Forum home Problem solving

Flowering currant hedge

I have a 10 metre long flowering currant hedge that has a section under which my house services pass. Despite re-planting three times with similar healthy bushes from elsewhere in my garden the bushes in the affected section die off. The hedge is about 14 years old and has had the problem all that time.

Could the roots be affected by the magnetic field around the electricity cable supplying my house as it passes under the hedge?



  • DovefromaboveDovefromabove Central Norfolk UKPosts: 68,181

    I'd be more suspicious of the quality of the soil, if it's had a deep trench dug through it - could that area have had some clay subsoil brought to the surface?


    “I am not lost, for I know where I am. But however, where I am may be lost.” Winnie the Pooh

  • FairygirlFairygirl west central ScotlandPosts: 35,672

    I created a border in a previous garden and actually hit the outer casing of the electric cables when digging it. image It didn't affect anything growing in the new border or anywhere nearby. I think Dove is nearer the mark Norman - there's more likely to be a soil issue. Is there any sign of waterlogging - leaking pipe perhaps, or something like that? Maybe you could have a little dig down and see if there's anything obvious.

    It's a place where beautiful isn't enough of a word....

  • Thank you Dove & Fairy - I will dig around later although as my property is a former limestone quarry I'm guessing that there will not be much clay around.

    SAFETY ALERT - the dangers of digging near buried cables and pipes have been highlighted by Fairygirl - if in doubt check them out prior to digging deep.

  • pansyfacepansyface PEAK DISTRICT DerbyshirePosts: 18,154

    Hello Norman, I live in the Peak District and we are surrounded by old limestone quarries. I wonder if you are suffering from lead poisoning. The quarries used to be used for other products, not only limestone. Fluoride is another byproduct, though I don't know the effect of it on plants (nice strong teeth on the leaves maybeimage)

    Apophthegm -  a big word for a small thought.
  • Thank you pansyface - no it wouldn't be either of your suggestions - our quarry was for magnesian limestone which is totally different in composition to your carboniferous limestone - but the point I may not have emphasised enough maybe is that out of a dozen or so original bushes planted in the hedge line it is a single bush in the same place that I have replaced three times.

  • pansyfacepansyface PEAK DISTRICT DerbyshirePosts: 18,154

    Well, I give you top marks for persistence in the face of adversity.


    How about a nice statue on a plinth in the gap?image

    Apophthegm -  a big word for a small thought.
  • David WDavid W Posts: 84

    I would go with soil quality. I assume that as its an old quarry the soil will have been brought in and could well be poor in places.

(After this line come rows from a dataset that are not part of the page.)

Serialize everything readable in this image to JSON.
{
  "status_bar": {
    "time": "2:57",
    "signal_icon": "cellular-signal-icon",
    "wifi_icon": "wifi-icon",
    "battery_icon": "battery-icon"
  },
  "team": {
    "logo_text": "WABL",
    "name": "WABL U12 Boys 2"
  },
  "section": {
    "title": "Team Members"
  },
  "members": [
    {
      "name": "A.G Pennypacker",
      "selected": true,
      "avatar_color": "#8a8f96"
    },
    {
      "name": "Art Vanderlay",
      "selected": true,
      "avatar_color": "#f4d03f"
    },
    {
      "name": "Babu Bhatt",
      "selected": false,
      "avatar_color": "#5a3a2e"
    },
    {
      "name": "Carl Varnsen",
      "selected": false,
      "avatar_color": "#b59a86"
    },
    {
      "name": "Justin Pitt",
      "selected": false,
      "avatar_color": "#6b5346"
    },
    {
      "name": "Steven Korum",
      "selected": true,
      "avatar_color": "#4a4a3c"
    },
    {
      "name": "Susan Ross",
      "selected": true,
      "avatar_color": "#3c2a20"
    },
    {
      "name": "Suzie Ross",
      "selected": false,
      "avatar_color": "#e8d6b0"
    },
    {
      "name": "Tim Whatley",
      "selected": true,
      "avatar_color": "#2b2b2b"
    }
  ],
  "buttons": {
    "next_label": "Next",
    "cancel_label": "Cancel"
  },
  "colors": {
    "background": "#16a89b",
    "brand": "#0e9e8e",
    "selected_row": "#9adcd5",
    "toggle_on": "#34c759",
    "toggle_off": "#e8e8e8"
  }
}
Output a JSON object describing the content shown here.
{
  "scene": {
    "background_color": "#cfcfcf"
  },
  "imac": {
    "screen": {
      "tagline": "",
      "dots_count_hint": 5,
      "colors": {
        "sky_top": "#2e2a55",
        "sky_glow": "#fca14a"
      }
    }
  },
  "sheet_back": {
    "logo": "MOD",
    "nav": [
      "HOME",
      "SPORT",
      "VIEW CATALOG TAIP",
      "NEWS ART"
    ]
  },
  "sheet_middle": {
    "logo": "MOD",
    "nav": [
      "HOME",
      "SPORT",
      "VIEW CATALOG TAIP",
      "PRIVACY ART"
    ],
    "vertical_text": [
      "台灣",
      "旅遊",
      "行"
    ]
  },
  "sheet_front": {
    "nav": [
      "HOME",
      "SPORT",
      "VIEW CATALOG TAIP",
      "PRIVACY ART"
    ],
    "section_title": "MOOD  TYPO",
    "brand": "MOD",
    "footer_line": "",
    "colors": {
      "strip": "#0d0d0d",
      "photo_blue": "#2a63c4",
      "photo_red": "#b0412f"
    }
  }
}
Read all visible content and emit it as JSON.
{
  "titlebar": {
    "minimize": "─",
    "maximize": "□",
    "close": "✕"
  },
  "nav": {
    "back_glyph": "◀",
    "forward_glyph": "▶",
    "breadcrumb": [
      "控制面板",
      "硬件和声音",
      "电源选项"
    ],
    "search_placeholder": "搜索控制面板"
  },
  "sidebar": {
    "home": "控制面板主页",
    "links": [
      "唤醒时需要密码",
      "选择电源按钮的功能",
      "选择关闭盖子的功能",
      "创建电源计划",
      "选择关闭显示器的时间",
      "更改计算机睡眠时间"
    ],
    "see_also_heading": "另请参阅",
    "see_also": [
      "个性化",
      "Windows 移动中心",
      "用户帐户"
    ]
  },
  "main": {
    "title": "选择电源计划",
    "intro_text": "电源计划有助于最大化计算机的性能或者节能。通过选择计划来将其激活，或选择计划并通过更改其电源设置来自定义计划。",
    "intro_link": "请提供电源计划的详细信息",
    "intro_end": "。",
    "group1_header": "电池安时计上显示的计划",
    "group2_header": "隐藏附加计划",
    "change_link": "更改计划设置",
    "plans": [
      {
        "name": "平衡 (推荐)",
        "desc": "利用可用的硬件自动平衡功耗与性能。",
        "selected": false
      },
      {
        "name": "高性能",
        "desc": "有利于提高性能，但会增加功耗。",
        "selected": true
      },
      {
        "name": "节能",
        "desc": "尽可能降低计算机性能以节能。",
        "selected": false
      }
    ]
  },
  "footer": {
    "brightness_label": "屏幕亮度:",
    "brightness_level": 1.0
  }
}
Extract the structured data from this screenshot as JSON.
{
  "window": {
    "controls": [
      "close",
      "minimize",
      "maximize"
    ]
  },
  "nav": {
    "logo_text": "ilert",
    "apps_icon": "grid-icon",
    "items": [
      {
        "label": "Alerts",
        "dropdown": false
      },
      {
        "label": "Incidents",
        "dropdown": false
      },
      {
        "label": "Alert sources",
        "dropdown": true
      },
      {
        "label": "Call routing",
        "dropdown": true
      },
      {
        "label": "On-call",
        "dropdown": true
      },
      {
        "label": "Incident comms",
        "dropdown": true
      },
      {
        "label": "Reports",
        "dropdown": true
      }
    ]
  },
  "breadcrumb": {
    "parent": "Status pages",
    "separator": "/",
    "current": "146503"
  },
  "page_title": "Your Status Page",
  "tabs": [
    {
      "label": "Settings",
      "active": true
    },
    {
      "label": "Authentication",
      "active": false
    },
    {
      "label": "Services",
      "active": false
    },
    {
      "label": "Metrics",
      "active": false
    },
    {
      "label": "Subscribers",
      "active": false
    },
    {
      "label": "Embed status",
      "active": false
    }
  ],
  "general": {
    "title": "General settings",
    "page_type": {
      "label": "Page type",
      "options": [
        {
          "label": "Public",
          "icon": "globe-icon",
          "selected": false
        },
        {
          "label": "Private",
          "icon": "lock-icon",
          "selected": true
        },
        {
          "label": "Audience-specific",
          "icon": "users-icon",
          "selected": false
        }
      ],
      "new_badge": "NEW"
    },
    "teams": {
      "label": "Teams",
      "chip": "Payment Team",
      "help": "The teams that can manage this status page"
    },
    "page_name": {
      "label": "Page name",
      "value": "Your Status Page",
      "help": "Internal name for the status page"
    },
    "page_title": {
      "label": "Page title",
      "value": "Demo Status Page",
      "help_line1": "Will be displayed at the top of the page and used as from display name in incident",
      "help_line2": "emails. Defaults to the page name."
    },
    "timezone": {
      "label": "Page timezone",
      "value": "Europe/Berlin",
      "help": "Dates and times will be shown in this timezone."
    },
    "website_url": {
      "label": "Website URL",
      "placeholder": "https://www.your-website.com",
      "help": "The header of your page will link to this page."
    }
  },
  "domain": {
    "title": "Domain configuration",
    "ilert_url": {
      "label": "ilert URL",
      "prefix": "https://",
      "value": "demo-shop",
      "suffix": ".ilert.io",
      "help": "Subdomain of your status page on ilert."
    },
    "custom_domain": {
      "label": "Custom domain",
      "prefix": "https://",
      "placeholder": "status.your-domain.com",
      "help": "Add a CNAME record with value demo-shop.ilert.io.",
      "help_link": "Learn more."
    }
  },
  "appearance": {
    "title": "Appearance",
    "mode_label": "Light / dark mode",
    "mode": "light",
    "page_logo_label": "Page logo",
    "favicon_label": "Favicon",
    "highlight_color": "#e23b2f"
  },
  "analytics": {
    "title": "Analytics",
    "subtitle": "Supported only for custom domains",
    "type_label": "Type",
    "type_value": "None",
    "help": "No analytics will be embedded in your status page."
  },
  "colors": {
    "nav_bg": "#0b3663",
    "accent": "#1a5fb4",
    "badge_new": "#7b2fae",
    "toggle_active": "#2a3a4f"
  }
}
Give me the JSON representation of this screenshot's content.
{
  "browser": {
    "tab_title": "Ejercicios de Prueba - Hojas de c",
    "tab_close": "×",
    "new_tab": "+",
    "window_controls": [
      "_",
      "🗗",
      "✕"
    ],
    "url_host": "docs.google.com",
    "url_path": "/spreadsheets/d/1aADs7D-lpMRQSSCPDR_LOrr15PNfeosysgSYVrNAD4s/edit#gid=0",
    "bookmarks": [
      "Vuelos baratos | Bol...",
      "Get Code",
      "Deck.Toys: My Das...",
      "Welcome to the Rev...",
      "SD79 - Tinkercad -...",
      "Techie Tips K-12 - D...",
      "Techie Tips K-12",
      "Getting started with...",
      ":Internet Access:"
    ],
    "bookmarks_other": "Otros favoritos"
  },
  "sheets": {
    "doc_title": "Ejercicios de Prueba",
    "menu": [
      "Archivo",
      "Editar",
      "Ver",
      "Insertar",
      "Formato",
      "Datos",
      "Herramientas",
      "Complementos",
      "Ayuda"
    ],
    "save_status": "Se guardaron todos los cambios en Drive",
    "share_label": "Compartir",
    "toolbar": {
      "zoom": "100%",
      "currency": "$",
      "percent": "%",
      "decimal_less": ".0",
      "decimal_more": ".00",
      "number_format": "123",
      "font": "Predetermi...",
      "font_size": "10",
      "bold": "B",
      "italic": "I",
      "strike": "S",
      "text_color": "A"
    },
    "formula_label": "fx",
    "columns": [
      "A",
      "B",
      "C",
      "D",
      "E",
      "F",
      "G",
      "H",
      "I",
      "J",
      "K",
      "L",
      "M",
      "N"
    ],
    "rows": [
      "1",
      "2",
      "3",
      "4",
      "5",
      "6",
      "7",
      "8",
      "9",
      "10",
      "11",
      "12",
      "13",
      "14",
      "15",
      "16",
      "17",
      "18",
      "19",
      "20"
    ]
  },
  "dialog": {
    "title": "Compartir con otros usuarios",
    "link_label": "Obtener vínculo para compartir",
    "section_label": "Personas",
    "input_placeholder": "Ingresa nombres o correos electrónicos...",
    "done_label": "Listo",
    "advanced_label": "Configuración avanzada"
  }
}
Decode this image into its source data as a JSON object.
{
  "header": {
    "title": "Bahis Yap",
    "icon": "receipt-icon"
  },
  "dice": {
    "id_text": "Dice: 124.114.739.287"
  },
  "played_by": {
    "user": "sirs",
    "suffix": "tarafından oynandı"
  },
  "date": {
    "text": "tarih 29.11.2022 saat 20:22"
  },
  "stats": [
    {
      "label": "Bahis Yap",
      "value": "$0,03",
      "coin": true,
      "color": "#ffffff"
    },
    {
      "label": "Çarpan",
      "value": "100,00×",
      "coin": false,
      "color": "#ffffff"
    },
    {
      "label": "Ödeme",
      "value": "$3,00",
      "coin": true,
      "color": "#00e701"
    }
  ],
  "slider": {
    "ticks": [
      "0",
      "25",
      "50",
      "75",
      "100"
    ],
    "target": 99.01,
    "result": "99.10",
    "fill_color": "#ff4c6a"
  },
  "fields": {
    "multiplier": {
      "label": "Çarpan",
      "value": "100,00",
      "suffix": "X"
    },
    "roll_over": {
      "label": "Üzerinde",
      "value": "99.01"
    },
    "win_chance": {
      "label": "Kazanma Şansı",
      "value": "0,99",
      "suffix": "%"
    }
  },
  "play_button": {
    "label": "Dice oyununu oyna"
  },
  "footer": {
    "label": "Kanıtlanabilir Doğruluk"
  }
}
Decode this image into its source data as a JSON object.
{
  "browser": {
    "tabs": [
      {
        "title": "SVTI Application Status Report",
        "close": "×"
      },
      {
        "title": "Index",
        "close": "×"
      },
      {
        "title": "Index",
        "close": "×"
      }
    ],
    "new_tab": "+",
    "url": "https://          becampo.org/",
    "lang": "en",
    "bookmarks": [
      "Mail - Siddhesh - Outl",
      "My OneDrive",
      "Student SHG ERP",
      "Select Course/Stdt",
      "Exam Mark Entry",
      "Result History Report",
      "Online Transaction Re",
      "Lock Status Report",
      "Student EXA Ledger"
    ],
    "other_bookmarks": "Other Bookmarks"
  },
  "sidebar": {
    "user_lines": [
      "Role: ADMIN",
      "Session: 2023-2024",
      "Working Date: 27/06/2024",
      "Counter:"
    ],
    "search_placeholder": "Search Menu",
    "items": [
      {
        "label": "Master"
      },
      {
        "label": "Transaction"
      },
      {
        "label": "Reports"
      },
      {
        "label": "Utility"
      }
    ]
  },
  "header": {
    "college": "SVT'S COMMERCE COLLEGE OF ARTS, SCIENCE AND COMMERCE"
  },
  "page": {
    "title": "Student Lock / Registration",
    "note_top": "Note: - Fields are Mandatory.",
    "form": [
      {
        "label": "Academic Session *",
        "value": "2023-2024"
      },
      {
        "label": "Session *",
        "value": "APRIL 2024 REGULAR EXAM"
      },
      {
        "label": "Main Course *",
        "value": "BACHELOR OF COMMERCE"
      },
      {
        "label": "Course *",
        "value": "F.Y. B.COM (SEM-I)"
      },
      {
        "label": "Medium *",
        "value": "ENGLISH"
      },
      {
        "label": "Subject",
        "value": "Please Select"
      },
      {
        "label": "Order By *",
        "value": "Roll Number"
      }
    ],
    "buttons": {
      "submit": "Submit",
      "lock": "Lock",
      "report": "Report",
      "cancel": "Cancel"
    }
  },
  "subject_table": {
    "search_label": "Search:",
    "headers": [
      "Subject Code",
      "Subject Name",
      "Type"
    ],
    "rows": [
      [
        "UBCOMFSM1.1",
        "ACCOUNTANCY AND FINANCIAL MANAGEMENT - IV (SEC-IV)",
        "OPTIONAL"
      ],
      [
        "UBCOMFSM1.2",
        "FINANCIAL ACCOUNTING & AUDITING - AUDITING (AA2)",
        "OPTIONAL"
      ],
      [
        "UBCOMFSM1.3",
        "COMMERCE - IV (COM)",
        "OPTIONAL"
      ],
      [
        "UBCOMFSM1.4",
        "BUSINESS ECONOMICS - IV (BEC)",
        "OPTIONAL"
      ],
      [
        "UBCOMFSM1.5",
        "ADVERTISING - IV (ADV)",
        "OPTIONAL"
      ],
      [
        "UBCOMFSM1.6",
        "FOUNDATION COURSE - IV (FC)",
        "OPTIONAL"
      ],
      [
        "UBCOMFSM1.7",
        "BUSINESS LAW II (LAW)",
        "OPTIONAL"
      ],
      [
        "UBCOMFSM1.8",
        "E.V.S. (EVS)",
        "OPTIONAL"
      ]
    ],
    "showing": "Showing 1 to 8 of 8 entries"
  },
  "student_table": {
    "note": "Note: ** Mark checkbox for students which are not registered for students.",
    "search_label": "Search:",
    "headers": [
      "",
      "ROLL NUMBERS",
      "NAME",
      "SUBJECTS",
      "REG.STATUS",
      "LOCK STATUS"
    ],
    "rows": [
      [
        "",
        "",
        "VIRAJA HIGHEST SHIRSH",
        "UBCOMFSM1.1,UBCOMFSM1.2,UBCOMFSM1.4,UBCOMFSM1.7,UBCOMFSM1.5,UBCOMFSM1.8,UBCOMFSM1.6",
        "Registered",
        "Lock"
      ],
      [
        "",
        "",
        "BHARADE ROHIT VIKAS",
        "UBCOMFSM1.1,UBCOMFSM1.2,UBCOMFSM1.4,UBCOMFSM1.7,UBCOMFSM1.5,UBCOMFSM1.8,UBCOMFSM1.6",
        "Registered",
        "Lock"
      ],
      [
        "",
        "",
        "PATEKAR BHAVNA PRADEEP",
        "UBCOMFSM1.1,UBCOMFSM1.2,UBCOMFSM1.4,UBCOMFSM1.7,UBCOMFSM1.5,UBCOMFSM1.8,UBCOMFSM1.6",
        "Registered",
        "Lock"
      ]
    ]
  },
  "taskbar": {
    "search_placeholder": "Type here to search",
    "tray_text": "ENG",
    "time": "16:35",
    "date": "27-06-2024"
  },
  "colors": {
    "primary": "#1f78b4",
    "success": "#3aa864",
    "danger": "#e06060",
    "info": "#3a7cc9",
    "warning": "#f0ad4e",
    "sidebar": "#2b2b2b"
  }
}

    The house we have moved to recently was built on a brown field site approx. 11 years ago. Most of the 'soil' I am digging is so poor its almost untrue. Where there isn't builders rubbish there is subsoil and clay mixed in. The builders idea of topsoil was adding at most two inches over a lot of the garden then hiding it with turf.

  • Steve 309Steve 309 Posts: 2,753

    If you order a statue on a plinth you'll have to hope that someday your plinth will come.



    Shall I shut up again?

  • FairygirlFairygirl west central ScotlandPosts: 35,672

    Yes Steve image

    good joke  though ...image

    Could it be particularly limey bit of ground? Not sure if that affects the flowering currants - are they lime haters? They grow like weeds up here and it's largely neutral to acid soil.

    Just a thought image

    It's a place where beautiful isn't enough of a word....

  • I would not be too keen digging near cables!

    If the rest of the hedge is ok, why not prune in such a way that the flowering currents on either side grow to fill the space.

    You could have another go planting for free by sticking in some hardwood cuttings in the space, they root like weeds

Sign In or Register to comment.